_DIRECTIONS FOR THIS TASK_
Your task is to write out the full listing once more, exactly.

----

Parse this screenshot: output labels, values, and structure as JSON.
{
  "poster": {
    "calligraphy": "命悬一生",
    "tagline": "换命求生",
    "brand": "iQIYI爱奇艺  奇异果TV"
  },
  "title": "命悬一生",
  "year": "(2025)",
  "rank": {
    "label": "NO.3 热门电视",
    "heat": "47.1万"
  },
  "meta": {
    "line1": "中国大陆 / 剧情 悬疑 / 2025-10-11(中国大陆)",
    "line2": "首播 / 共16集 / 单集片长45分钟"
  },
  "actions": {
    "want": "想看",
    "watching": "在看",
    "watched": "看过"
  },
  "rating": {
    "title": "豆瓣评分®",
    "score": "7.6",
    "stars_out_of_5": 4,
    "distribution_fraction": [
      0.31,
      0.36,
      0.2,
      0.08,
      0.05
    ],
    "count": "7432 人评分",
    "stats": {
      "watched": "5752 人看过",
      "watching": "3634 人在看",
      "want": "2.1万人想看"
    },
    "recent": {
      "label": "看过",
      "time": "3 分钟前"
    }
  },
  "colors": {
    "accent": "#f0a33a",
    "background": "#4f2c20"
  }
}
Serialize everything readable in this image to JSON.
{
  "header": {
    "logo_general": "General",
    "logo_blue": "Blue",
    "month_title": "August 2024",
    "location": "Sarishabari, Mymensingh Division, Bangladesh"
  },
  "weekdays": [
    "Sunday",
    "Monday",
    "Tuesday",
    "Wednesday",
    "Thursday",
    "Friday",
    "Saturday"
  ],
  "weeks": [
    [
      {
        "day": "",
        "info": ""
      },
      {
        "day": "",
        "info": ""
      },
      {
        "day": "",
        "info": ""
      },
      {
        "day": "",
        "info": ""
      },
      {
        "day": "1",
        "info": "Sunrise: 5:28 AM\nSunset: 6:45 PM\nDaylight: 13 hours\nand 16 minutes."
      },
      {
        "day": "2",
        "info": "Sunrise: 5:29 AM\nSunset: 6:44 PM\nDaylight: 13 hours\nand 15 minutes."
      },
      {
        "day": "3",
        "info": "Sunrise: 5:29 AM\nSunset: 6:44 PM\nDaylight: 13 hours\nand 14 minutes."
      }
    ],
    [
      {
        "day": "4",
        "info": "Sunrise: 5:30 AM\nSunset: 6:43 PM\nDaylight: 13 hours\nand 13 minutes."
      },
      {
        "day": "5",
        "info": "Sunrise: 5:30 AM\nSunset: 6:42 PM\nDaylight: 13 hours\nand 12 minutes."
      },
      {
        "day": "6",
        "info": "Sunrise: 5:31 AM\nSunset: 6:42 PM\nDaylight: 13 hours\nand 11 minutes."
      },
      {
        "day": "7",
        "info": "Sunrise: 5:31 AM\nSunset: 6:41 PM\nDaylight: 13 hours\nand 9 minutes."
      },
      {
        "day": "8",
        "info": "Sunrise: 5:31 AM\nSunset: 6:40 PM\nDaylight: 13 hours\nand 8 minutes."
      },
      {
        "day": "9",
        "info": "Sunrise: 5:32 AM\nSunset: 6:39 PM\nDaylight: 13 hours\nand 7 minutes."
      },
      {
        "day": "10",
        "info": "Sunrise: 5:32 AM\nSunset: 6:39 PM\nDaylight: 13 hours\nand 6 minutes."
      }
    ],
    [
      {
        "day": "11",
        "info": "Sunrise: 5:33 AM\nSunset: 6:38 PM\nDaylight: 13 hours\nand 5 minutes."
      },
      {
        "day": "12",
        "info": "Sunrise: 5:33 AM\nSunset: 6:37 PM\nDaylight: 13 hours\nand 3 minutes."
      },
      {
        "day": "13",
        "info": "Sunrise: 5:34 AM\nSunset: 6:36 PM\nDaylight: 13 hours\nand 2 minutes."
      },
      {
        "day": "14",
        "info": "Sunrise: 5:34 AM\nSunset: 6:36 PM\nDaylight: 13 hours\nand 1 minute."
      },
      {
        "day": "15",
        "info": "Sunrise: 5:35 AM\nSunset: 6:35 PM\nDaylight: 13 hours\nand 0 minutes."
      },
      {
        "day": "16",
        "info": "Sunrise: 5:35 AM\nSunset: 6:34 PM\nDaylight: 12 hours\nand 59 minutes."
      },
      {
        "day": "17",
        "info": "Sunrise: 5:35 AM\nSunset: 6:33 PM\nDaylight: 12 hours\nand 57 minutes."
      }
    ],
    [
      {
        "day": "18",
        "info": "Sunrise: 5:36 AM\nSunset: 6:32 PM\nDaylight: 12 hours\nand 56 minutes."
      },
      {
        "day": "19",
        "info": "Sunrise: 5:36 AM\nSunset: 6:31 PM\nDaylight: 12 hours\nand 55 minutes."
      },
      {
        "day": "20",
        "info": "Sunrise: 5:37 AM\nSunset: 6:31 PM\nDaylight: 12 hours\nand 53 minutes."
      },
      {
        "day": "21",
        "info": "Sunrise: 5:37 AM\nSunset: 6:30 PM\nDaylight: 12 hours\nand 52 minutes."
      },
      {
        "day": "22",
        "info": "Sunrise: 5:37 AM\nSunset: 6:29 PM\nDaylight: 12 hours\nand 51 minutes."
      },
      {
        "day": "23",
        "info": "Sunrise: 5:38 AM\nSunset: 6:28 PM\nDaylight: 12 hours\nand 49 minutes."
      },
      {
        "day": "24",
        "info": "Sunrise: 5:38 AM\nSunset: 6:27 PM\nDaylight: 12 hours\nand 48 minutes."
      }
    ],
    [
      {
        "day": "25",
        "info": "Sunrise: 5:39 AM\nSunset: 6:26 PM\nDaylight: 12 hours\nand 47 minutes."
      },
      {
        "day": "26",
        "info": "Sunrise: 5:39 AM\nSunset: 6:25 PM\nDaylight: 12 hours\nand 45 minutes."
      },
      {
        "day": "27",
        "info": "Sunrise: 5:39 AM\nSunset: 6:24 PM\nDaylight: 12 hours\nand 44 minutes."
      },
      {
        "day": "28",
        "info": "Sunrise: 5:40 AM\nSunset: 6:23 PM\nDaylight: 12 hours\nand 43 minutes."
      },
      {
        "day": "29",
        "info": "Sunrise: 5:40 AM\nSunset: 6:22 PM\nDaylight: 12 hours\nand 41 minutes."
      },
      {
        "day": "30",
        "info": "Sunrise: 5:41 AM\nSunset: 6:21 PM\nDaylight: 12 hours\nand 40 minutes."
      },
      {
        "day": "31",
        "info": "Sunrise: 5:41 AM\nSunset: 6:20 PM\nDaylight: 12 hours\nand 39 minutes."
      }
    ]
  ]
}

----

_RESULT FOR THIS TASK_
Parse this screenshot: output labels, values, and structure as JSON.
{
  "poster": {
    "calligraphy": "命悬一生",
    "tagline": "换命求生",
    "brand": "iQIYI爱奇艺  奇异果TV"
  },
  "title": "命悬一生",
  "year": "(2025)",
  "rank": {
    "label": "NO.3 热门电视",
    "heat": "47.1万"
  },
  "meta": {
    "line1": "中国大陆 / 剧情 悬疑 / 2025-10-11(中国大陆)",
    "line2": "首播 / 共16集 / 单集片长45分钟"
  },
  "actions": {
    "want": "想看",
    "watching": "在看",
    "watched": "看过"
  },
  "rating": {
    "title": "豆瓣评分®",
    "score": "7.6",
    "stars_out_of_5": 4,
    "distribution_fraction": [
      0.31,
      0.36,
      0.2,
      0.08,
      0.05
    ],
    "count": "7432 人评分",
    "stats": {
      "watched": "5752 人看过",
      "watching": "3634 人在看",
      "want": "2.1万人想看"
    },
    "recent": {
      "label": "看过",
      "time": "3 分钟前"
    }
  },
  "colors": {
    "accent": "#f0a33a",
    "background": "#4f2c20"
  }
}
Serialize everything readable in this image to JSON.
{
  "header": {
    "logo_general": "General",
    "logo_blue": "Blue",
    "month_title": "August 2024",
    "location": "Sarishabari, Mymensingh Division, Bangladesh"
  },
  "weekdays": [
    "Sunday",
    "Monday",
    "Tuesday",
    "Wednesday",
    "Thursday",
    "Friday",
    "Saturday"
  ],
  "weeks": [
    [
      {
        "day": "",
        "info": ""
      },
      {
        "day": "",
        "info": ""
      },
      {
        "day": "",
        "info": ""
      },
      {
        "day": "",
        "info": ""
      },
      {
        "day": "1",
        "info": "Sunrise: 5:28 AM\nSunset: 6:45 PM\nDaylight: 13 hours\nand 16 minutes."
      },
      {
        "day": "2",
        "info": "Sunrise: 5:29 AM\nSunset: 6:44 PM\nDaylight: 13 hours\nand 15 minutes."
      },
      {
        "day": "3",
        "info": "Sunrise: 5:29 AM\nSunset: 6:44 PM\nDaylight: 13 hours\nand 14 minutes."
      }
    ],
    [
      {
        "day": "4",
        "info": "Sunrise: 5:30 AM\nSunset: 6:43 PM\nDaylight: 13 hours\nand 13 minutes."
      },
      {
        "day": "5",
        "info": "Sunrise: 5:30 AM\nSunset: 6:42 PM\nDaylight: 13 hours\nand 12 minutes."
      },
      {
        "day": "6",
        "info": "Sunrise: 5:31 AM\nSunset: 6:42 PM\nDaylight: 13 hours\nand 11 minutes."
      },
      {
        "day": "7",
        "info": "Sunrise: 5:31 AM\nSunset: 6:41 PM\nDaylight: 13 hours\nand 9 minutes."
      },
      {
        "day": "8",
        "info": "Sunrise: 5:31 AM\nSunset: 6:40 PM\nDaylight: 13 hours\nand 8 minutes."
      },
      {
        "day": "9",
        "info": "Sunrise: 5:32 AM\nSunset: 6:39 PM\nDaylight: 13 hours\nand 7 minutes."
      },
      {
        "day": "10",
        "info": "Sunrise: 5:32 AM\nSunset: 6:39 PM\nDaylight: 13 hours\nand 6 minutes."
      }
    ],
    [
      {
        "day": "11",
        "info": "Sunrise: 5:33 AM\nSunset: 6:38 PM\nDaylight: 13 hours\nand 5 minutes."
      },
      {
        "day": "12",
        "info": "Sunrise: 5:33 AM\nSunset: 6:37 PM\nDaylight: 13 hours\nand 3 minutes."
      },
      {
        "day": "13",
        "info": "Sunrise: 5:34 AM\nSunset: 6:36 PM\nDaylight: 13 hours\nand 2 minutes."
      },
      {
        "day": "14",
        "info": "Sunrise: 5:34 AM\nSunset: 6:36 PM\nDaylight: 13 hours\nand 1 minute."
      },
      {
        "day": "15",
        "info": "Sunrise: 5:35 AM\nSunset: 6:35 PM\nDaylight: 13 hours\nand 0 minutes."
      },
      {
        "day": "16",
        "info": "Sunrise: 5:35 AM\nSunset: 6:34 PM\nDaylight: 12 hours\nand 59 minutes."
      },
      {
        "day": "17",
        "info": "Sunrise: 5:35 AM\nSunset: 6:33 PM\nDaylight: 12 hours\nand 57 minutes."
      }
    ],
    [
      {
        "day": "18",
        "info": "Sunrise: 5:36 AM\nSunset: 6:32 PM\nDaylight: 12 hours\nand 56 minutes."
      },
      {
        "day": "19",
        "info": "Sunrise: 5:36 AM\nSunset: 6:31 PM\nDaylight: 12 hours\nand 55 minutes."
      },
      {
        "day": "20",
        "info": "Sunrise: 5:37 AM\nSunset: 6:31 PM\nDaylight: 12 hours\nand 53 minutes."
      },
      {
        "day": "21",
        "info": "Sunrise: 5:37 AM\nSunset: 6:30 PM\nDaylight: 12 hours\nand 52 minutes."
      },
      {
        "day": "22",
        "info": "Sunrise: 5:37 AM\nSunset: 6:29 PM\nDaylight: 12 hours\nand 51 minutes."
      },
      {
        "day": "23",
        "info": "Sunrise: 5:38 AM\nSunset: 6:28 PM\nDaylight: 12 hours\nand 49 minutes."
      },
      {
        "day": "24",
        "info": "Sunrise: 5:38 AM\nSunset: 6:27 PM\nDaylight: 12 hours\nand 48 minutes."
      }
    ],
    [
      {
        "day": "25",
        "info": "Sunrise: 5:39 AM\nSunset: 6:26 PM\nDaylight: 12 hours\nand 47 minutes."
      },
      {
        "day": "26",
        "info": "Sunrise: 5:39 AM\nSunset: 6:25 PM\nDaylight: 12 hours\nand 45 minutes."
      },
      {
        "day": "27",
        "info": "Sunrise: 5:39 AM\nSunset: 6:24 PM\nDaylight: 12 hours\nand 44 minutes."
      },
      {
        "day": "28",
        "info": "Sunrise: 5:40 AM\nSunset: 6:23 PM\nDaylight: 12 hours\nand 43 minutes."
      },
      {
        "day": "29",
        "info": "Sunrise: 5:40 AM\nSunset: 6:22 PM\nDaylight: 12 hours\nand 41 minutes."
      },
      {
        "day": "30",
        "info": "Sunrise: 5:41 AM\nSunset: 6:21 PM\nDaylight: 12 hours\nand 40 minutes."
      },
      {
        "day": "31",
        "info": "Sunrise: 5:41 AM\nSunset: 6:20 PM\nDaylight: 12 hours\nand 39 minutes."
      }
    ]
  ]
}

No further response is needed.